Stored entries:
--

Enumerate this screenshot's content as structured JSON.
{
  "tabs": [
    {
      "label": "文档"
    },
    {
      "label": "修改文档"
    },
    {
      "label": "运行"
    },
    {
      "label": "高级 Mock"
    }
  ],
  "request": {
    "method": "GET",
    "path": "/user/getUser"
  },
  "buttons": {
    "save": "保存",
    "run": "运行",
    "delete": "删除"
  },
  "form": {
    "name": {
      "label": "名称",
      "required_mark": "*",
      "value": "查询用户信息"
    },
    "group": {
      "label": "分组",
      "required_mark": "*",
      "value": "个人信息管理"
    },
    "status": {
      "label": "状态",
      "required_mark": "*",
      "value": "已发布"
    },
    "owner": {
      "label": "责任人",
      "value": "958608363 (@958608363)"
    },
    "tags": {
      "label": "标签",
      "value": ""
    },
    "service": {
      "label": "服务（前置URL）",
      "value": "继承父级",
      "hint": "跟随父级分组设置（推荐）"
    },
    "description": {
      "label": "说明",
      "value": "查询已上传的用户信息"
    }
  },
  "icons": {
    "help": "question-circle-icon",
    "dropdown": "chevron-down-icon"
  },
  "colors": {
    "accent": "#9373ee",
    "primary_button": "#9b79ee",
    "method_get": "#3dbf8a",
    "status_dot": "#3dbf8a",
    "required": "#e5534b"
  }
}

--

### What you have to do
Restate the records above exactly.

### Response area
Enumerate this screenshot's content as structured JSON.
{
  "tabs": [
    {
      "label": "文档"
    },
    {
      "label": "修改文档"
    },
    {
      "label": "运行"
    },
    {
      "label": "高级 Mock"
    }
  ],
  "request": {
    "method": "GET",
    "path": "/user/getUser"
  },
  "buttons": {
    "save": "保存",
    "run": "运行",
    "delete": "删除"
  },
  "form": {
    "name": {
      "label": "名称",
      "required_mark": "*",
      "value": "查询用户信息"
    },
    "group": {
      "label": "分组",
      "required_mark": "*",
      "value": "个人信息管理"
    },
    "status": {
      "label": "状态",
      "required_mark": "*",
      "value": "已发布"
    },
    "owner": {
      "label": "责任人",
      "value": "958608363 (@958608363)"
    },
    "tags": {
      "label": "标签",
      "value": ""
    },
    "service": {
      "label": "服务（前置URL）",
      "value": "继承父级",
      "hint": "跟随父级分组设置（推荐）"
    },
    "description": {
      "label": "说明",
      "value": "查询已上传的用户信息"
    }
  },
  "icons": {
    "help": "question-circle-icon",
    "dropdown": "chevron-down-icon"
  },
  "colors": {
    "accent": "#9373ee",
    "primary_button": "#9b79ee",
    "method_get": "#3dbf8a",
    "status_dot": "#3dbf8a",
    "required": "#e5534b"
  }
}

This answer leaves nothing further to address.